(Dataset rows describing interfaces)
◇ ◇ ◇ ◇ ◇ ◇ ◇
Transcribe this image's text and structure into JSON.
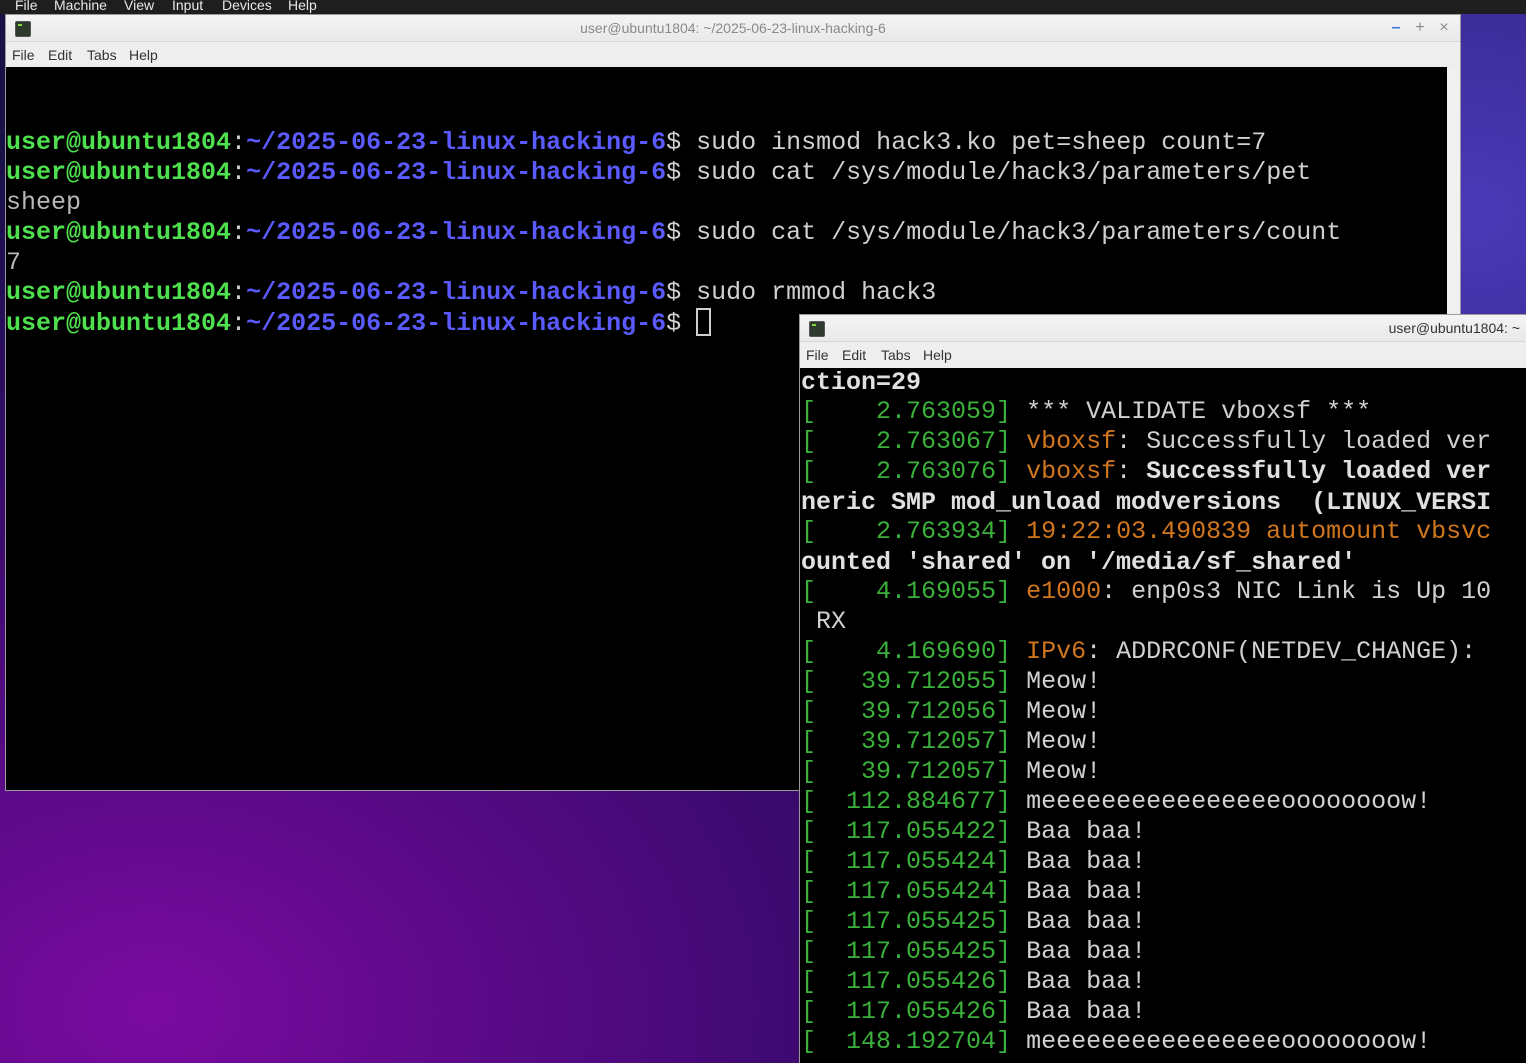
{
  "vm_menu": [
    "File",
    "Machine",
    "View",
    "Input",
    "Devices",
    "Help"
  ],
  "win1": {
    "title": "user@ubuntu1804: ~/2025-06-23-linux-hacking-6",
    "controls": [
      "–",
      "+",
      "×"
    ],
    "menu": [
      "File",
      "Edit",
      "Tabs",
      "Help"
    ],
    "prompt_user": "user@ubuntu1804",
    "prompt_path": "~/2025-06-23-linux-hacking-6",
    "prompt_sym": "$ ",
    "commands": [
      "sudo insmod hack3.ko pet=sheep count=7",
      "sudo cat /sys/module/hack3/parameters/pet",
      "sudo cat /sys/module/hack3/parameters/count",
      "sudo rmmod hack3"
    ],
    "outputs": [
      "sheep",
      "7"
    ]
  },
  "win2": {
    "title": "user@ubuntu1804: ~",
    "menu": [
      "File",
      "Edit",
      "Tabs",
      "Help"
    ],
    "lines": {
      "l0": "ction=29",
      "l1_ts": "    2.763059",
      "l1_msg": "*** VALIDATE vboxsf ***",
      "l2_ts": "    2.763067",
      "l2_src": "vboxsf",
      "l2_msg": "Successfully loaded ver",
      "l3_ts": "    2.763076",
      "l3_src": "vboxsf",
      "l3_msg": "Successfully loaded ver",
      "l4": "neric SMP mod_unload modversions  (LINUX_VERSI",
      "l5_ts": "    2.763934",
      "l5_msg": "19:22:03.490839 automount vbsvc",
      "l6": "ounted 'shared' on '/media/sf_shared'",
      "l7_ts": "    4.169055",
      "l7_src": "e1000",
      "l7_msg": "enp0s3 NIC Link is Up 10",
      "l8": " RX",
      "l9_ts": "    4.169690",
      "l9_src": "IPv6",
      "l9_msg": "ADDRCONF(NETDEV_CHANGE):",
      "meow": [
        {
          "ts": "   39.712055",
          "msg": "Meow!"
        },
        {
          "ts": "   39.712056",
          "msg": "Meow!"
        },
        {
          "ts": "   39.712057",
          "msg": "Meow!"
        },
        {
          "ts": "   39.712057",
          "msg": "Meow!"
        }
      ],
      "meow_long_1_ts": "  112.884677",
      "meow_long_1_msg": "meeeeeeeeeeeeeeeeoooooooow!",
      "baa": [
        {
          "ts": "  117.055422",
          "msg": "Baa baa!"
        },
        {
          "ts": "  117.055424",
          "msg": "Baa baa!"
        },
        {
          "ts": "  117.055424",
          "msg": "Baa baa!"
        },
        {
          "ts": "  117.055425",
          "msg": "Baa baa!"
        },
        {
          "ts": "  117.055425",
          "msg": "Baa baa!"
        },
        {
          "ts": "  117.055426",
          "msg": "Baa baa!"
        },
        {
          "ts": "  117.055426",
          "msg": "Baa baa!"
        }
      ],
      "meow_long_2_ts": "  148.192704",
      "meow_long_2_msg": "meeeeeeeeeeeeeeeeoooooooow!"
    }
  },
  "colors": {
    "prompt_user": "#4ee04e",
    "prompt_path": "#5a5aff",
    "kernel_ts": "#3bb03b",
    "kernel_src": "#d0761e"
  }
}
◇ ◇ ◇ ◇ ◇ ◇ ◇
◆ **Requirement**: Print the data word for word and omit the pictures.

◆ **Task response**:
Transcribe this image's text and structure into JSON.
{
  "vm_menu": [
    "File",
    "Machine",
    "View",
    "Input",
    "Devices",
    "Help"
  ],
  "win1": {
    "title": "user@ubuntu1804: ~/2025-06-23-linux-hacking-6",
    "controls": [
      "–",
      "+",
      "×"
    ],
    "menu": [
      "File",
      "Edit",
      "Tabs",
      "Help"
    ],
    "prompt_user": "user@ubuntu1804",
    "prompt_path": "~/2025-06-23-linux-hacking-6",
    "prompt_sym": "$ ",
    "commands": [
      "sudo insmod hack3.ko pet=sheep count=7",
      "sudo cat /sys/module/hack3/parameters/pet",
      "sudo cat /sys/module/hack3/parameters/count",
      "sudo rmmod hack3"
    ],
    "outputs": [
      "sheep",
      "7"
    ]
  },
  "win2": {
    "title": "user@ubuntu1804: ~",
    "menu": [
      "File",
      "Edit",
      "Tabs",
      "Help"
    ],
    "lines": {
      "l0": "ction=29",
      "l1_ts": "    2.763059",
      "l1_msg": "*** VALIDATE vboxsf ***",
      "l2_ts": "    2.763067",
      "l2_src": "vboxsf",
      "l2_msg": "Successfully loaded ver",
      "l3_ts": "    2.763076",
      "l3_src": "vboxsf",
      "l3_msg": "Successfully loaded ver",
      "l4": "neric SMP mod_unload modversions  (LINUX_VERSI",
      "l5_ts": "    2.763934",
      "l5_msg": "19:22:03.490839 automount vbsvc",
      "l6": "ounted 'shared' on '/media/sf_shared'",
      "l7_ts": "    4.169055",
      "l7_src": "e1000",
      "l7_msg": "enp0s3 NIC Link is Up 10",
      "l8": " RX",
      "l9_ts": "    4.169690",
      "l9_src": "IPv6",
      "l9_msg": "ADDRCONF(NETDEV_CHANGE):",
      "meow": [
        {
          "ts": "   39.712055",
          "msg": "Meow!"
        },
        {
          "ts": "   39.712056",
          "msg": "Meow!"
        },
        {
          "ts": "   39.712057",
          "msg": "Meow!"
        },
        {
          "ts": "   39.712057",
          "msg": "Meow!"
        }
      ],
      "meow_long_1_ts": "  112.884677",
      "meow_long_1_msg": "meeeeeeeeeeeeeeeeoooooooow!",
      "baa": [
        {
          "ts": "  117.055422",
          "msg": "Baa baa!"
        },
        {
          "ts": "  117.055424",
          "msg": "Baa baa!"
        },
        {
          "ts": "  117.055424",
          "msg": "Baa baa!"
        },
        {
          "ts": "  117.055425",
          "msg": "Baa baa!"
        },
        {
          "ts": "  117.055425",
          "msg": "Baa baa!"
        },
        {
          "ts": "  117.055426",
          "msg": "Baa baa!"
        },
        {
          "ts": "  117.055426",
          "msg": "Baa baa!"
        }
      ],
      "meow_long_2_ts": "  148.192704",
      "meow_long_2_msg": "meeeeeeeeeeeeeeeeoooooooow!"
    }
  },
  "colors": {
    "prompt_user": "#4ee04e",
    "prompt_path": "#5a5aff",
    "kernel_ts": "#3bb03b",
    "kernel_src": "#d0761e"
  }
}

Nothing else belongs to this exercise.